DATA TO USE below:
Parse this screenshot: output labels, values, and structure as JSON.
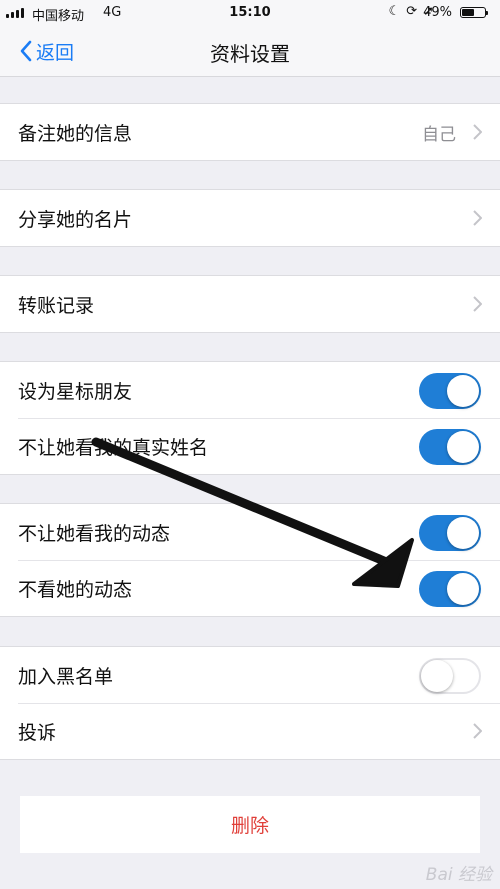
{
  "status_bar": {
    "carrier": "中国移动",
    "network": "4G",
    "time": "15:10",
    "icons": [
      "moon-icon",
      "orientation-lock-icon",
      "location-icon"
    ],
    "battery_percent": "49%",
    "battery_level": 0.49
  },
  "nav": {
    "back_label": "返回",
    "title": "资料设置"
  },
  "rows": {
    "remark": {
      "label": "备注她的信息",
      "detail": "自己"
    },
    "share_card": {
      "label": "分享她的名片"
    },
    "transfer": {
      "label": "转账记录"
    },
    "star_friend": {
      "label": "设为星标朋友",
      "enabled": true
    },
    "hide_real_name": {
      "label": "不让她看我的真实姓名",
      "enabled": true
    },
    "hide_my_moments": {
      "label": "不让她看我的动态",
      "enabled": true
    },
    "hide_her_moments": {
      "label": "不看她的动态",
      "enabled": true
    },
    "blacklist": {
      "label": "加入黑名单",
      "enabled": false
    },
    "report": {
      "label": "投诉"
    }
  },
  "delete_label": "删除",
  "watermark": "Bai 经验",
  "colors": {
    "accent": "#1f7ed6",
    "link": "#1a7cf5",
    "danger": "#e0403a",
    "background": "#efeff4"
  }
}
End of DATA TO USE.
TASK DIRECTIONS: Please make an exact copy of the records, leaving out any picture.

SOLUTION FOR THIS EXERCISE:
Parse this screenshot: output labels, values, and structure as JSON.
{
  "status_bar": {
    "carrier": "中国移动",
    "network": "4G",
    "time": "15:10",
    "icons": [
      "moon-icon",
      "orientation-lock-icon",
      "location-icon"
    ],
    "battery_percent": "49%",
    "battery_level": 0.49
  },
  "nav": {
    "back_label": "返回",
    "title": "资料设置"
  },
  "rows": {
    "remark": {
      "label": "备注她的信息",
      "detail": "自己"
    },
    "share_card": {
      "label": "分享她的名片"
    },
    "transfer": {
      "label": "转账记录"
    },
    "star_friend": {
      "label": "设为星标朋友",
      "enabled": true
    },
    "hide_real_name": {
      "label": "不让她看我的真实姓名",
      "enabled": true
    },
    "hide_my_moments": {
      "label": "不让她看我的动态",
      "enabled": true
    },
    "hide_her_moments": {
      "label": "不看她的动态",
      "enabled": true
    },
    "blacklist": {
      "label": "加入黑名单",
      "enabled": false
    },
    "report": {
      "label": "投诉"
    }
  },
  "delete_label": "删除",
  "watermark": "Bai 经验",
  "colors": {
    "accent": "#1f7ed6",
    "link": "#1a7cf5",
    "danger": "#e0403a",
    "background": "#efeff4"
  }
}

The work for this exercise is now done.